This is the first version you received.

1 p.m.

Conservative

The Chair Conservative Tom Lukiwski

Colleagues, I will point out just a couple of things.

Although we have a motion in front of us, we're under a very tight timeline. As all committee members know, we have to finish. We normally end our committees on the hour because our technicians need additional time to set up for the next meeting. I'm somewhat disappointed that we have to deal with this now, because it's cutting into our technicians' time for the next committee.

The motion in front of us is in order. It can be debated and amended. I'm looking to see if anyone wants to speak to it.

1:05 p.m.

Liberal

Francis Drouin Liberal Glengarry—Prescott—Russell, ON

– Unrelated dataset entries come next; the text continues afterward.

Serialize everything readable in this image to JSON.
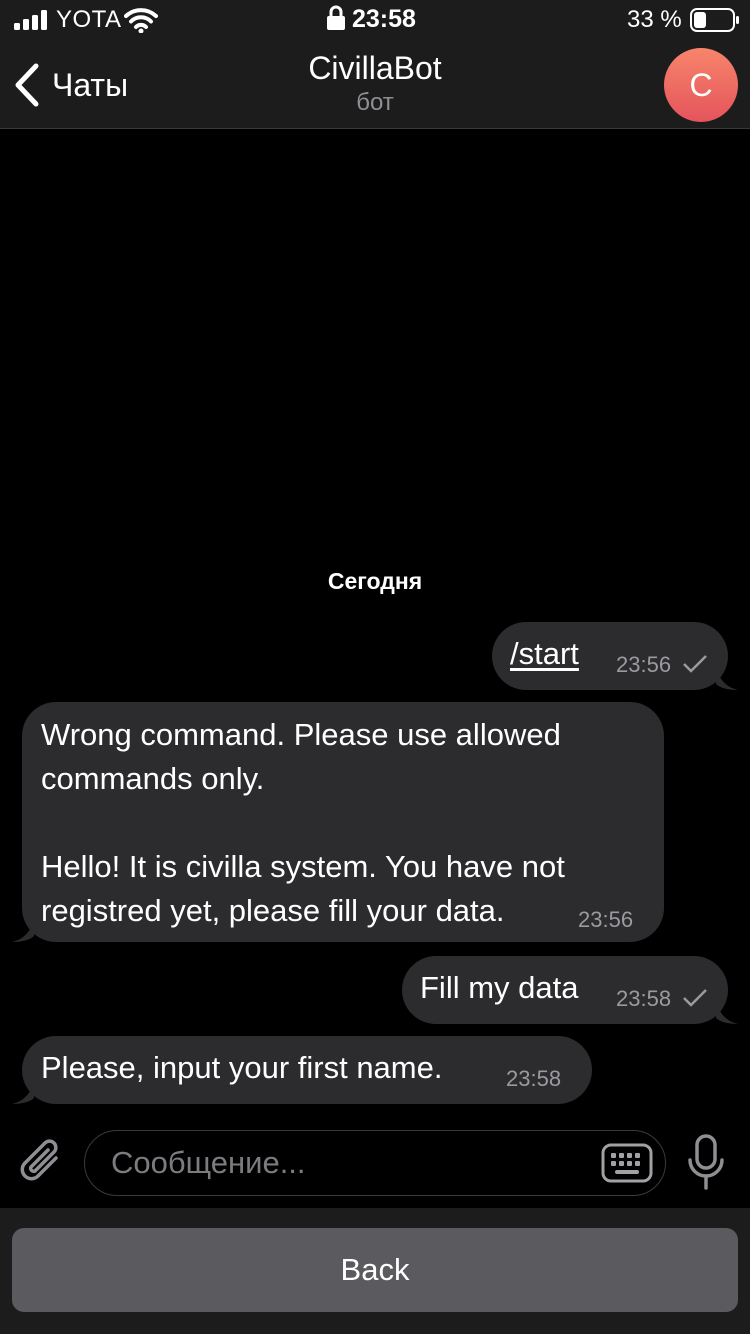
{
  "status": {
    "carrier": "YOTA",
    "time": "23:58",
    "battery": "33 %",
    "signal_icon": "signal-icon",
    "wifi_icon": "wifi-icon"
  },
  "header": {
    "back_label": "Чаты",
    "title": "CivillaBot",
    "subtitle": "бот",
    "avatar_letter": "C",
    "avatar_gradient": [
      "#f7856b",
      "#e5545c"
    ]
  },
  "chat": {
    "date_separator": "Сегодня",
    "messages": [
      {
        "direction": "outgoing",
        "text": "/start",
        "time": "23:56",
        "status": "sent"
      },
      {
        "direction": "incoming",
        "text": "Wrong command. Please use allowed\ncommands only.\n\nHello! It is civilla system. You have not\nregistred yet, please fill your data.",
        "time": "23:56"
      },
      {
        "direction": "outgoing",
        "text": "Fill my data",
        "time": "23:58",
        "status": "sent"
      },
      {
        "direction": "incoming",
        "text": "Please, input your first name.",
        "time": "23:58"
      }
    ]
  },
  "composer": {
    "placeholder": "Сообщение..."
  },
  "keyboard": {
    "buttons": [
      "Back"
    ]
  },
  "colors": {
    "background": "#000000",
    "bubble": "#2c2c2e",
    "bar": "#1c1c1d",
    "keyboard_button": "#5b5b5f"
  }
}
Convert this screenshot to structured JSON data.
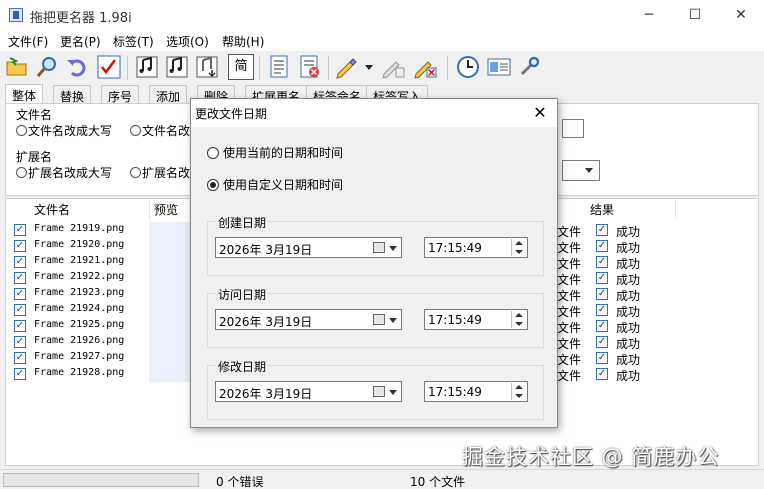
{
  "window": {
    "title": "拖把更名器 1.98i",
    "minimize": "─",
    "maximize": "☐",
    "close": "✕"
  },
  "menu": [
    "文件(F)",
    "更名(P)",
    "标签(T)",
    "选项(O)",
    "帮助(H)"
  ],
  "toolbar": {
    "simplified_label": "简"
  },
  "tabs": [
    "整体",
    "替换",
    "序号",
    "添加",
    "删除",
    "扩展更名",
    "标签命名",
    "标签写入"
  ],
  "panel": {
    "filename_group": "文件名",
    "filename_options": [
      "文件名改成大写",
      "文件名改"
    ],
    "ext_group": "扩展名",
    "ext_options": [
      "扩展名改成大写",
      "扩展名改"
    ]
  },
  "list": {
    "columns": {
      "filename": "文件名",
      "preview": "预览",
      "result": "结果"
    },
    "rows": [
      {
        "name": "Frame 21919.png",
        "type": "文件",
        "result": "成功"
      },
      {
        "name": "Frame 21920.png",
        "type": "文件",
        "result": "成功"
      },
      {
        "name": "Frame 21921.png",
        "type": "文件",
        "result": "成功"
      },
      {
        "name": "Frame 21922.png",
        "type": "文件",
        "result": "成功"
      },
      {
        "name": "Frame 21923.png",
        "type": "文件",
        "result": "成功"
      },
      {
        "name": "Frame 21924.png",
        "type": "文件",
        "result": "成功"
      },
      {
        "name": "Frame 21925.png",
        "type": "文件",
        "result": "成功"
      },
      {
        "name": "Frame 21926.png",
        "type": "文件",
        "result": "成功"
      },
      {
        "name": "Frame 21927.png",
        "type": "文件",
        "result": "成功"
      },
      {
        "name": "Frame 21928.png",
        "type": "文件",
        "result": "成功"
      }
    ]
  },
  "status": {
    "errors": "0 个错误",
    "files": "10 个文件"
  },
  "watermark": "掘金技术社区 @ 简鹿办公",
  "dialog": {
    "title": "更改文件日期",
    "close": "✕",
    "option_current": "使用当前的日期和时间",
    "option_custom": "使用自定义日期和时间",
    "created": {
      "label": "创建日期",
      "date": "2026年  3月19日",
      "time": "17:15:49"
    },
    "accessed": {
      "label": "访问日期",
      "date": "2026年  3月19日",
      "time": "17:15:49"
    },
    "modified": {
      "label": "修改日期",
      "date": "2026年  3月19日",
      "time": "17:15:49"
    }
  }
}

Mr. Chair, technically it should have been ruled out of order, but it's feel-good Friday so I'll be voting in favour of it.

1:05 p.m.

Conservative

The Chair Conservative Tom Lukiwski

I'm seeing no debate, so I am going to ask Paul to do the roll call, please.

(Motion agreed to: yeas 10; nays 0 [See Minutes of Proceedings])

Since this is, as Mr. Drouin pointed out, feel-good Friday, I feel the love. I feel the love from all of you.

Colleagues, that will conclude our meeting for today. I remind you that we will have two more meetings throughout the summer, if the whips approve the dates. The first one will be on Thursday, July 23, at 2 p.m. eastern time. The following one will be on Thursday, August 27, at 11 a.m. eastern time. You will be getting a notification from our clerk to confirm those meeting times when we have confirmation from our whips.

With that, I wish you all a great summer. I hope you all stay healthy and safe. I also hope you have opportunities to spend time with your loved ones, your families and friends. These last three months have been quite an experience for all of us, and I appreciate what all of you have done to make this committee a working success, in my humble opinion. We'll see you back here in July.

The meeting is adjourned.